The grey field represents techonology. The blue field represents our bountiful water resources. The green field represents the verdant patches of our city, our agricultural heritage and our commitment to the green movement.

I struggled for a while about what to put at the center of the flag – Columbus doesn’t have a single defining icon. To me, Columbus is a city in which the good life is accesible to a lot of people. Our cost of living is low. Our quality of life is high. There are still opportunties for people who work hard, and people can create their own opportunities as well. Nothing speaks to the idea of a sweet life and affordable luxuries better than ice cream. And we happen to be a mecca of great ice cream, to boot. And ice cream is never going out of style. Ever. This flag is unique and identifiable.  And also, the triangle is the strongest shape. So there you go.

Greene County, Virginia

Yes, another Greene County, another bad flag. If I had to pick, though, I”d say this one is about three times as bad as Greene County, Ohio. I get the green part. It’s the County of Greene – see what they did there?  The rest of the flag is a bit of a puzzle. Spotswood? Golden Horseshoe? 1717 and 1838? The only thing I can think of is that county officials designed this flag on the back of a cocktail napkin after a long night of slugging bourbon at the Blue Ridge Cafe in Ruckersville. The county board of supervisors were particularly wasted, and could barely open their eyes, let alone form words when they started mumbling partially hallucinated random numbers and words. How else could you come up with “Spotswood,” and “Golden Horseshoe,” (and not even make the horseshoe on the flag gold?) Thank God the county’s graphic designer left off the suggestion of “Mouse Tits,” from at-large Administrator Carl Schmitt. Too embarassed to admit their overindulgence the next day, the board of supervisors unanimously voted to approve the flag.

Poperinge, Belgium

Poperinge, Belgium

Oh, yeah – Don’t worry about it! Just put artichokes whereever you want! Put them right on my fields of red and gold! Yeah!

Kvalsund, Noway

Kvalsund, Norway

Y, indeed.

Seoul, South Korea

Seoul, South Korea

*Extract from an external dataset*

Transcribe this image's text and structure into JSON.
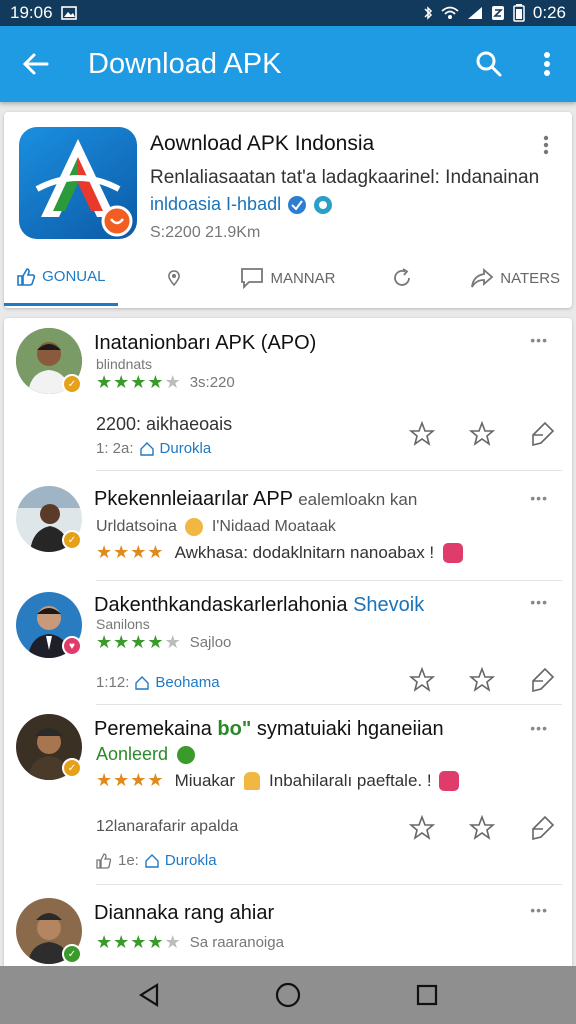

I have to give South Korea credit. It has subnational flags. (Suck it China – such a big nation, and only that one red and yellow flag to make fun of. What a waste.) In general, though, South Korea’s flags are super lame. Judging by the stark white, teal, pink and blue color palate, this flag is so totally from the ’80s. There must have been a flag designing contest right before the Seoul Summer Olympics in 1988 (the ones when people freaked out when Greg Louganis got AIDS blood in the pool, the East German women cleaned up in swimming and Ben Johnson embarassed Canada yet again with his steriods disqualification) so South Korea could show its pride.

The symbolism is pretty perplexing. I think the pink ball and blue shape represent Seoul’s favorite passtime: Jai Alai! (There is a large Basque immigrant population in the Apkujong neighborhood.) The teal blob represents a deformed hand. The Koreans are very inclusive and accommodating to their disabled countrymen.

Yaroslavl Oblast, Russia

Yaroslavl Oblast, Russia

Oh my God oh my God oh my God… The bears have learned to use weapons. It’s only a matter of time until Ursa Major here puts down that halberd and picks up an AK47 with her newly opposable-thumbed paws. The bear is also fully bipedal. Humans, bow before your new ursine overlords.

Oh, but it looks like she’s waving “Hi.” Maybe we should go over and see if she’s a friendly bear. You know, most bears are more afraid of us than we are of them.

The Horror! The Agony! She has sliced open my abdominal cavity and is feasting on my pancreas!!!! Get help quickly. Don’t let my death be in vain. Life is escaping me, but promise me. Promise me you will find the bear’s young and do to them what she has done to me…  ..    .

Greene County, Ohio

Greene County, Ohio